Dataset content -
Start of Block
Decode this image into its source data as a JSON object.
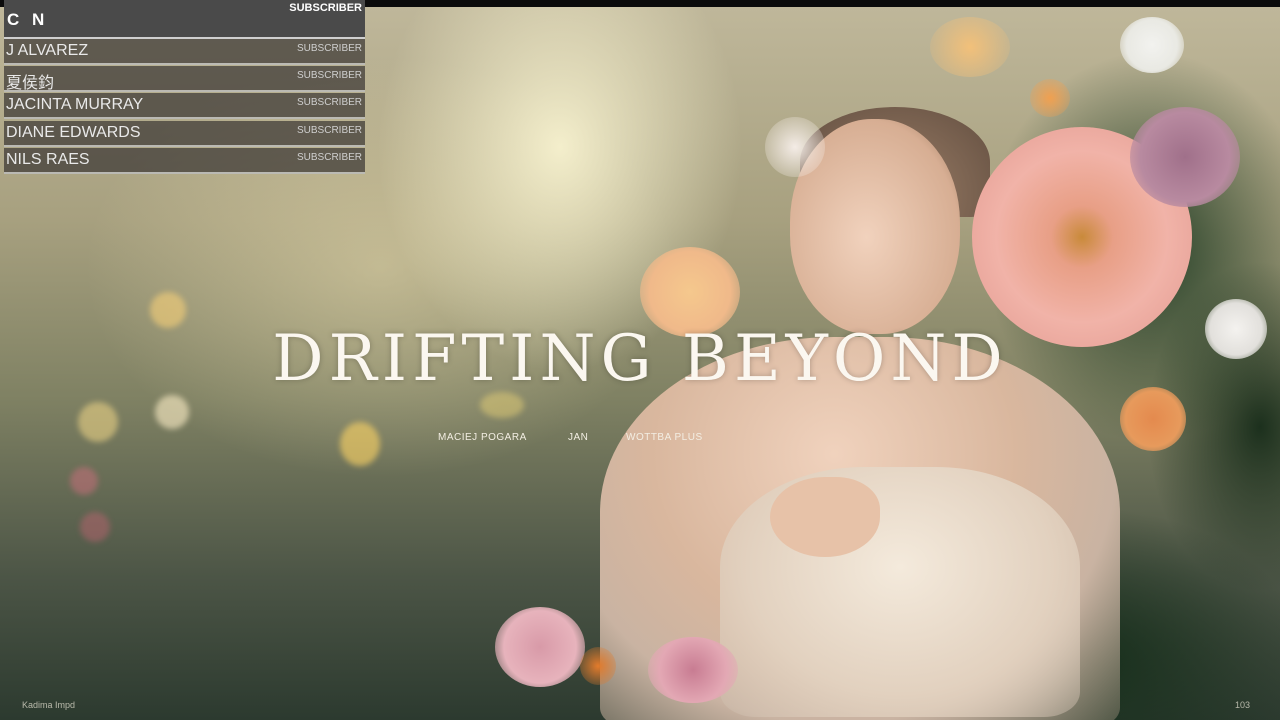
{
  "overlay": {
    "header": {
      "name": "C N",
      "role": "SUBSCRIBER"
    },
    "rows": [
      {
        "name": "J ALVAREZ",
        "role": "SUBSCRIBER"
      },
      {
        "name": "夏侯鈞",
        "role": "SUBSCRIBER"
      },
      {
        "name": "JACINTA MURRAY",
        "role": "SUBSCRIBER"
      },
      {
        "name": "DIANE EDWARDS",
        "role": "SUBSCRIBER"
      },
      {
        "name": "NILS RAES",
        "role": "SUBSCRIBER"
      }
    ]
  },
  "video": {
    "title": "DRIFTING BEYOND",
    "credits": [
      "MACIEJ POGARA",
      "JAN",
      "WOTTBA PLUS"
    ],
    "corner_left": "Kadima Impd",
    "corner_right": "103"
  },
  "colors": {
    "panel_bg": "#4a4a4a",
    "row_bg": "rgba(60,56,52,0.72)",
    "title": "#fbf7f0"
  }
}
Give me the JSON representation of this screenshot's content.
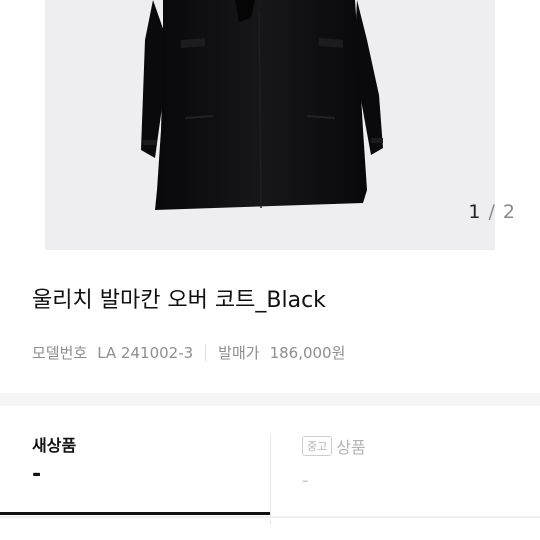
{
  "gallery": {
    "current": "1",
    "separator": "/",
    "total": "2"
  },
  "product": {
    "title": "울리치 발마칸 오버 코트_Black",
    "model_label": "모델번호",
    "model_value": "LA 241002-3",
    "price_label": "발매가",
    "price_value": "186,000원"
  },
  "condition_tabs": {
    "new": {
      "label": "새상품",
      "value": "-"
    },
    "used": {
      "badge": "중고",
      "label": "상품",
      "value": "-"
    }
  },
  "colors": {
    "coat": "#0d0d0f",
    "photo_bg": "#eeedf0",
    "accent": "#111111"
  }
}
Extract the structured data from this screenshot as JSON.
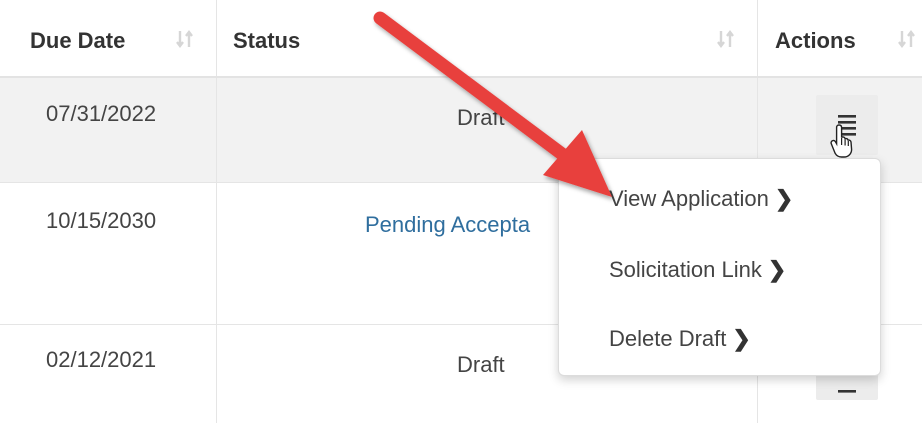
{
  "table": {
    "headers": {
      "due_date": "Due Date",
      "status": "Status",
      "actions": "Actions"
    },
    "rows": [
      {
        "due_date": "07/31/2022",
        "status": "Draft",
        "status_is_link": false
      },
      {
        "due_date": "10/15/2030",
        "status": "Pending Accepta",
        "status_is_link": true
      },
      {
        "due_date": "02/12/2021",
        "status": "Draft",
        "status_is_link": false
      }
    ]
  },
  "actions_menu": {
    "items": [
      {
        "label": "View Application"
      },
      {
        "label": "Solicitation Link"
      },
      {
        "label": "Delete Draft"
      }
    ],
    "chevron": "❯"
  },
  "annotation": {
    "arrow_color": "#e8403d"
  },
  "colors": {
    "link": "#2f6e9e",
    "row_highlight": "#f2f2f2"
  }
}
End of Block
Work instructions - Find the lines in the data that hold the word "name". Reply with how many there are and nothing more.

Answer to this problem - 6